Trying to gain our attention, speaking to us personally…
And that, in the midst of so many other voices reaching us through the day?

The voices of our relatives demanding our help or giving us advice…
That of our friends and neighbours asking for assistance or offering suggestions…
The sounds of our colleagues coaxing us into doing, or not doing something…
And… the inner voices that have become part of our personality – that of our values, convictions, or… prejudices…
And, of course, the ever-present voices of publicity, propaganda, persuasive as they are…
So many voices!

What about HIS own – is it drowned in all of the surrounding sounds, becoming hardly a whisper?…
True – like the judges of the television programme – we do not, we cannot, see him.

Yet, he keeps on providing us with inspiration and guidance.
His voice… with his unique accent – altogether caring, comforting, challenging…
Could he really say that WE know his voice?

Source: Image: NCB Blog

5th Sunday of the Year, A

Have you ever said to yourself: ‘If only I knew what God expects from me!’
The 1st reading of this Sunday (5th of Year A – Is.58:7-10) answers this desire.

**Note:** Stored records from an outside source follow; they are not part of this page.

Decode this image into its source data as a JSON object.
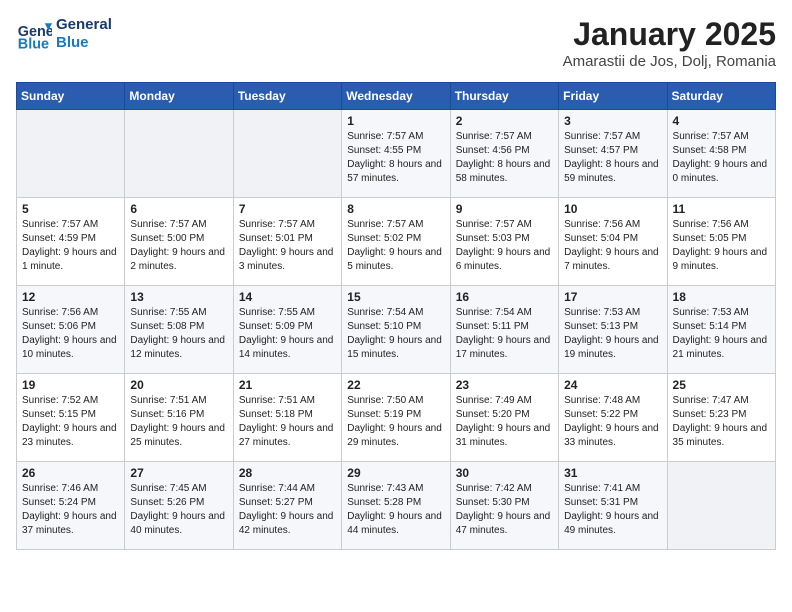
{
  "header": {
    "logo_line1": "General",
    "logo_line2": "Blue",
    "title": "January 2025",
    "subtitle": "Amarastii de Jos, Dolj, Romania"
  },
  "weekdays": [
    "Sunday",
    "Monday",
    "Tuesday",
    "Wednesday",
    "Thursday",
    "Friday",
    "Saturday"
  ],
  "weeks": [
    [
      {
        "day": "",
        "sunrise": "",
        "sunset": "",
        "daylight": ""
      },
      {
        "day": "",
        "sunrise": "",
        "sunset": "",
        "daylight": ""
      },
      {
        "day": "",
        "sunrise": "",
        "sunset": "",
        "daylight": ""
      },
      {
        "day": "1",
        "sunrise": "Sunrise: 7:57 AM",
        "sunset": "Sunset: 4:55 PM",
        "daylight": "Daylight: 8 hours and 57 minutes."
      },
      {
        "day": "2",
        "sunrise": "Sunrise: 7:57 AM",
        "sunset": "Sunset: 4:56 PM",
        "daylight": "Daylight: 8 hours and 58 minutes."
      },
      {
        "day": "3",
        "sunrise": "Sunrise: 7:57 AM",
        "sunset": "Sunset: 4:57 PM",
        "daylight": "Daylight: 8 hours and 59 minutes."
      },
      {
        "day": "4",
        "sunrise": "Sunrise: 7:57 AM",
        "sunset": "Sunset: 4:58 PM",
        "daylight": "Daylight: 9 hours and 0 minutes."
      }
    ],
    [
      {
        "day": "5",
        "sunrise": "Sunrise: 7:57 AM",
        "sunset": "Sunset: 4:59 PM",
        "daylight": "Daylight: 9 hours and 1 minute."
      },
      {
        "day": "6",
        "sunrise": "Sunrise: 7:57 AM",
        "sunset": "Sunset: 5:00 PM",
        "daylight": "Daylight: 9 hours and 2 minutes."
      },
      {
        "day": "7",
        "sunrise": "Sunrise: 7:57 AM",
        "sunset": "Sunset: 5:01 PM",
        "daylight": "Daylight: 9 hours and 3 minutes."
      },
      {
        "day": "8",
        "sunrise": "Sunrise: 7:57 AM",
        "sunset": "Sunset: 5:02 PM",
        "daylight": "Daylight: 9 hours and 5 minutes."
      },
      {
        "day": "9",
        "sunrise": "Sunrise: 7:57 AM",
        "sunset": "Sunset: 5:03 PM",
        "daylight": "Daylight: 9 hours and 6 minutes."
      },
      {
        "day": "10",
        "sunrise": "Sunrise: 7:56 AM",
        "sunset": "Sunset: 5:04 PM",
        "daylight": "Daylight: 9 hours and 7 minutes."
      },
      {
        "day": "11",
        "sunrise": "Sunrise: 7:56 AM",
        "sunset": "Sunset: 5:05 PM",
        "daylight": "Daylight: 9 hours and 9 minutes."
      }
    ],
    [
      {
        "day": "12",
        "sunrise": "Sunrise: 7:56 AM",
        "sunset": "Sunset: 5:06 PM",
        "daylight": "Daylight: 9 hours and 10 minutes."
      },
      {
        "day": "13",
        "sunrise": "Sunrise: 7:55 AM",
        "sunset": "Sunset: 5:08 PM",
        "daylight": "Daylight: 9 hours and 12 minutes."
      },
      {
        "day": "14",
        "sunrise": "Sunrise: 7:55 AM",
        "sunset": "Sunset: 5:09 PM",
        "daylight": "Daylight: 9 hours and 14 minutes."
      },
      {
        "day": "15",
        "sunrise": "Sunrise: 7:54 AM",
        "sunset": "Sunset: 5:10 PM",
        "daylight": "Daylight: 9 hours and 15 minutes."
      },
      {
        "day": "16",
        "sunrise": "Sunrise: 7:54 AM",
        "sunset": "Sunset: 5:11 PM",
        "daylight": "Daylight: 9 hours and 17 minutes."
      },
      {
        "day": "17",
        "sunrise": "Sunrise: 7:53 AM",
        "sunset": "Sunset: 5:13 PM",
        "daylight": "Daylight: 9 hours and 19 minutes."
      },
      {
        "day": "18",
        "sunrise": "Sunrise: 7:53 AM",
        "sunset": "Sunset: 5:14 PM",
        "daylight": "Daylight: 9 hours and 21 minutes."
      }
    ],
    [
      {
        "day": "19",
        "sunrise": "Sunrise: 7:52 AM",
        "sunset": "Sunset: 5:15 PM",
        "daylight": "Daylight: 9 hours and 23 minutes."
      },
      {
        "day": "20",
        "sunrise": "Sunrise: 7:51 AM",
        "sunset": "Sunset: 5:16 PM",
        "daylight": "Daylight: 9 hours and 25 minutes."
      },
      {
        "day": "21",
        "sunrise": "Sunrise: 7:51 AM",
        "sunset": "Sunset: 5:18 PM",
        "daylight": "Daylight: 9 hours and 27 minutes."
      },
      {
        "day": "22",
        "sunrise": "Sunrise: 7:50 AM",
        "sunset": "Sunset: 5:19 PM",
        "daylight": "Daylight: 9 hours and 29 minutes."
      },
      {
        "day": "23",
        "sunrise": "Sunrise: 7:49 AM",
        "sunset": "Sunset: 5:20 PM",
        "daylight": "Daylight: 9 hours and 31 minutes."
      },
      {
        "day": "24",
        "sunrise": "Sunrise: 7:48 AM",
        "sunset": "Sunset: 5:22 PM",
        "daylight": "Daylight: 9 hours and 33 minutes."
      },
      {
        "day": "25",
        "sunrise": "Sunrise: 7:47 AM",
        "sunset": "Sunset: 5:23 PM",
        "daylight": "Daylight: 9 hours and 35 minutes."
      }
    ],
    [
      {
        "day": "26",
        "sunrise": "Sunrise: 7:46 AM",
        "sunset": "Sunset: 5:24 PM",
        "daylight": "Daylight: 9 hours and 37 minutes."
      },
      {
        "day": "27",
        "sunrise": "Sunrise: 7:45 AM",
        "sunset": "Sunset: 5:26 PM",
        "daylight": "Daylight: 9 hours and 40 minutes."
      },
      {
        "day": "28",
        "sunrise": "Sunrise: 7:44 AM",
        "sunset": "Sunset: 5:27 PM",
        "daylight": "Daylight: 9 hours and 42 minutes."
      },
      {
        "day": "29",
        "sunrise": "Sunrise: 7:43 AM",
        "sunset": "Sunset: 5:28 PM",
        "daylight": "Daylight: 9 hours and 44 minutes."
      },
      {
        "day": "30",
        "sunrise": "Sunrise: 7:42 AM",
        "sunset": "Sunset: 5:30 PM",
        "daylight": "Daylight: 9 hours and 47 minutes."
      },
      {
        "day": "31",
        "sunrise": "Sunrise: 7:41 AM",
        "sunset": "Sunset: 5:31 PM",
        "daylight": "Daylight: 9 hours and 49 minutes."
      },
      {
        "day": "",
        "sunrise": "",
        "sunset": "",
        "daylight": ""
      }
    ]
  ]
}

The very first line says :
“It is the Lord who speaks…”
The prophet Isaiah, God’s messenger, reveals to us what God wants from us:

“Share your bread with the hungry,
and shelter the homeless poor,
clothe the man you see to be naked,
and give relief to the oppressed.”

It is clear and simple, but very demanding indeed!
Not to try and escape, not to do as if I had not seen, not to pretend I have not noticed.

The temptation is always there: to mind my own business, not to meddle with what concerns other people.

And if ‘what concerns other people’ – their needs, their situation of want, their lack of this or that – should become ‘my own business’!…
This is exactly what these words of the Lord demand of me.

We are inclined to protest: “There are so many people in need, they are always there… “
Their presence annoys us sometimes, their persistence irritates us.

‘We can’t help everybody!’ – ‘No, for sure…’
‘Impossible to come to the aid of everyone!’ – ‘Obviously!… But perhaps… one at a time…’

And beyond the material assistance, there is the understanding look, the attentive listening, the comforting reply…

And the word of the Lord asking that we do something,
this demanding word which exacts what we hesitate to give,
this word bears a promise:

“Cry, and the Lord will answer;
call, and he will say : ‘I am here’!”

Source: Images: colourbox; Daily Mail